(Data about app and page elements)
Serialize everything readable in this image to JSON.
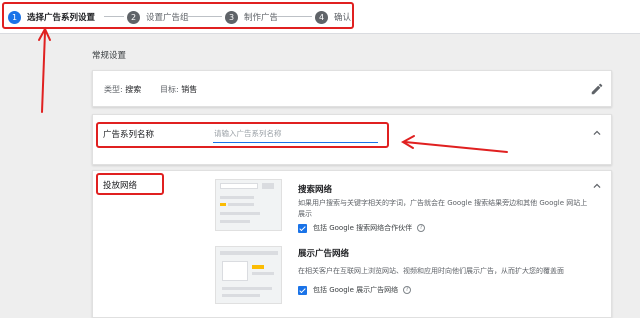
{
  "stepper": {
    "steps": [
      {
        "number": "1",
        "label": "选择广告系列设置",
        "active": true
      },
      {
        "number": "2",
        "label": "设置广告组",
        "active": false
      },
      {
        "number": "3",
        "label": "制作广告",
        "active": false
      },
      {
        "number": "4",
        "label": "确认",
        "active": false
      }
    ]
  },
  "general": {
    "section_title": "常规设置",
    "type_label": "类型:",
    "type_value": "搜索",
    "goal_label": "目标:",
    "goal_value": "销售",
    "edit_icon": "pencil-icon"
  },
  "campaign_name": {
    "label": "广告系列名称",
    "placeholder": "请输入广告系列名称",
    "value": "",
    "collapse_icon": "chevron-up-icon"
  },
  "networks": {
    "label": "投放网络",
    "collapse_icon": "chevron-up-icon",
    "search": {
      "title": "搜索网络",
      "description": "如果用户搜索与关键字相关的字词，广告就会在 Google 搜索结果旁边和其他 Google 网站上展示",
      "checkbox_label": "包括 Google 搜索网络合作伙伴",
      "checked": true
    },
    "display": {
      "title": "展示广告网络",
      "description": "在相关客户在互联网上浏览网站、视频和应用时向他们展示广告，从而扩大您的覆盖面",
      "checkbox_label": "包括 Google 展示广告网络",
      "checked": true
    }
  },
  "colors": {
    "primary": "#1a73e8",
    "annotation": "#e02020"
  }
}
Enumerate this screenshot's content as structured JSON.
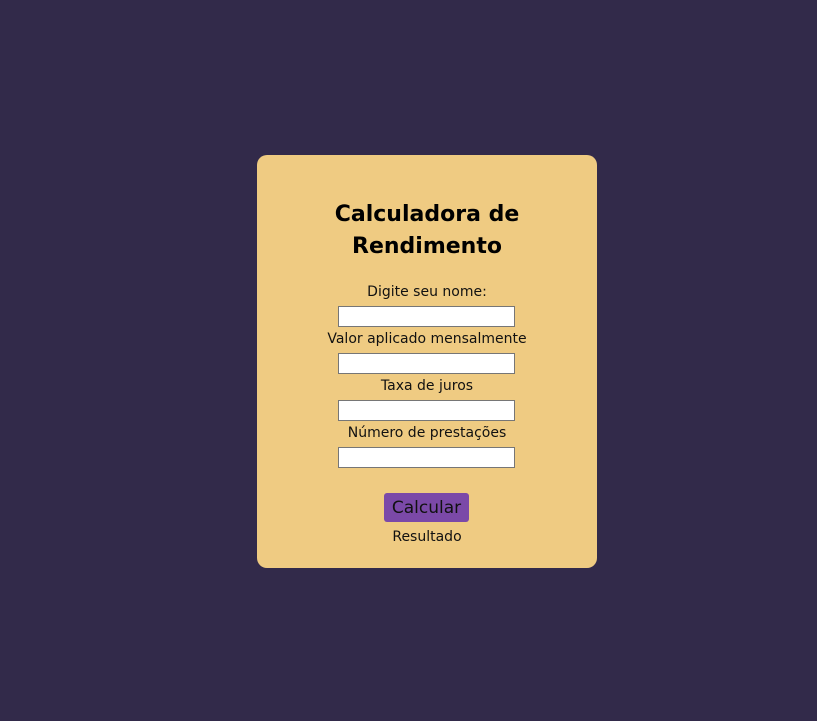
{
  "card": {
    "title": "Calculadora de Rendimento",
    "fields": [
      {
        "label": "Digite seu nome:",
        "value": "",
        "placeholder": ""
      },
      {
        "label": "Valor aplicado mensalmente",
        "value": "",
        "placeholder": ""
      },
      {
        "label": "Taxa de juros",
        "value": "",
        "placeholder": ""
      },
      {
        "label": "Número de prestações",
        "value": "",
        "placeholder": ""
      }
    ],
    "button_label": "Calcular",
    "result_text": "Resultado"
  },
  "colors": {
    "background": "#322a4a",
    "card": "#efcb82",
    "button": "#7b49a8"
  }
}
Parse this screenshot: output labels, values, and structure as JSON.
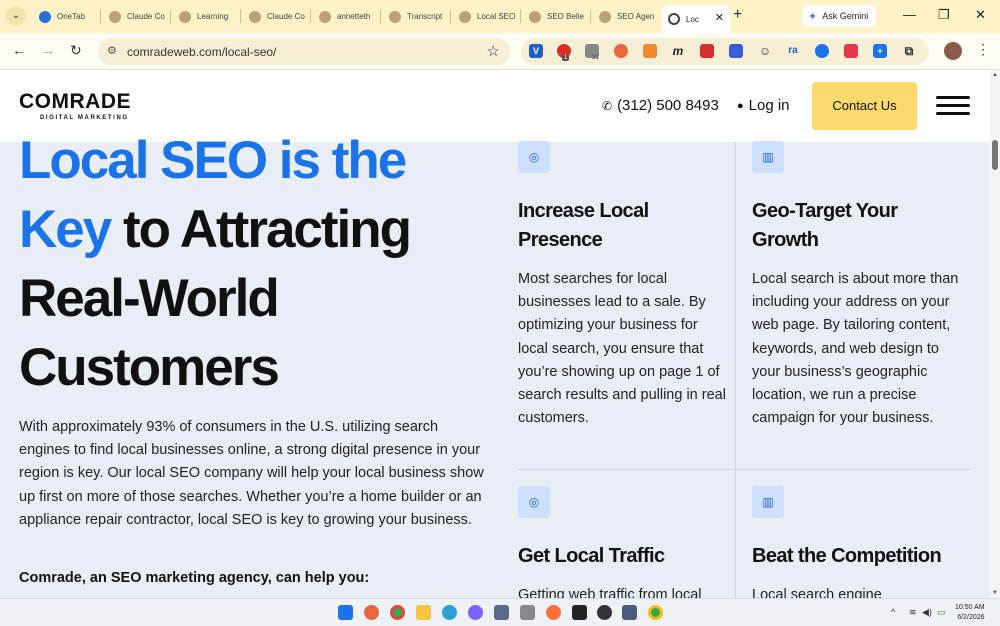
{
  "browser": {
    "tabs": [
      {
        "label": "OneTab",
        "color": "#2b6fd6"
      },
      {
        "label": "Claude Co",
        "color": "#b8a27a"
      },
      {
        "label": "Learning",
        "color": "#b8a27a"
      },
      {
        "label": "Claude Co",
        "color": "#b8a27a"
      },
      {
        "label": "annetteth",
        "color": "#b8a27a"
      },
      {
        "label": "Transcript",
        "color": "#b8a27a"
      },
      {
        "label": "Local SEO",
        "color": "#b8a27a"
      },
      {
        "label": "SEO Belie",
        "color": "#b8a27a"
      },
      {
        "label": "SEO Agen",
        "color": "#b8a27a"
      },
      {
        "label": "Loc",
        "color": "#444444"
      }
    ],
    "ask_gemini": "Ask Gemini",
    "url": "comradeweb.com/local-seo/",
    "extension_badges": {
      "first": "1",
      "second": "21"
    }
  },
  "site": {
    "logo_main": "COMRADE",
    "logo_sub": "DIGITAL MARKETING",
    "phone": "(312) 500 8493",
    "login": "Log in",
    "contact": "Contact Us"
  },
  "hero": {
    "line1": "Local SEO is the",
    "line2_blue": "Key",
    "line2_rest": " to Attracting",
    "line3": "Real-World",
    "line4": "Customers"
  },
  "intro": "With approximately 93% of consumers in the U.S. utilizing search engines to find local businesses online, a strong digital presence in your region is key. Our local SEO company will help your local business show up first on more of those searches. Whether you’re a home builder or an appliance repair contractor, local SEO is key to growing your business.",
  "subhead": "Comrade, an SEO marketing agency, can help you:",
  "features": [
    {
      "title": "Increase Local Presence",
      "body": "Most searches for local businesses lead to a sale. By optimizing your business for local search, you ensure that you’re showing up on page 1 of search results and pulling in real customers.",
      "icon": "target-icon"
    },
    {
      "title": "Geo-Target Your Growth",
      "body": "Local search is about more than including your address on your web page. By tailoring content, keywords, and web design to your business’s geographic location, we run a precise campaign for your business.",
      "icon": "map-icon"
    },
    {
      "title": "Get Local Traffic",
      "body": "Getting web traffic from local",
      "icon": "target-icon"
    },
    {
      "title": "Beat the Competition",
      "body": "Local search engine",
      "icon": "map-icon"
    }
  ],
  "taskbar": {
    "time": "10:50 AM",
    "date": "6/2/2026"
  }
}
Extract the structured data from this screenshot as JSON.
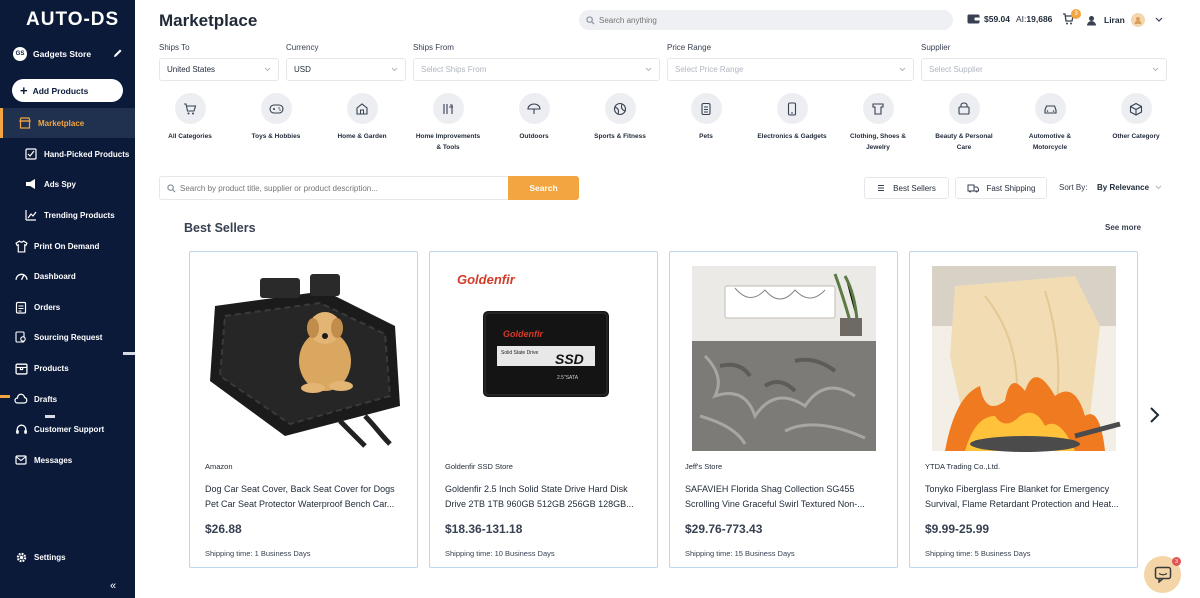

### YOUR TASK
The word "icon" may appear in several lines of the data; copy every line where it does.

### SOLUTION TO THIS EXERCISE
    "edit_icon": "pencil-icon"
    "collapse_icon": "chevron-up-icon"
    "collapse_icon": "chevron-up-icon",
      "icon": "target-icon"
      "icon": "map-icon"
      "icon": "target-icon"
      "icon": "map-icon"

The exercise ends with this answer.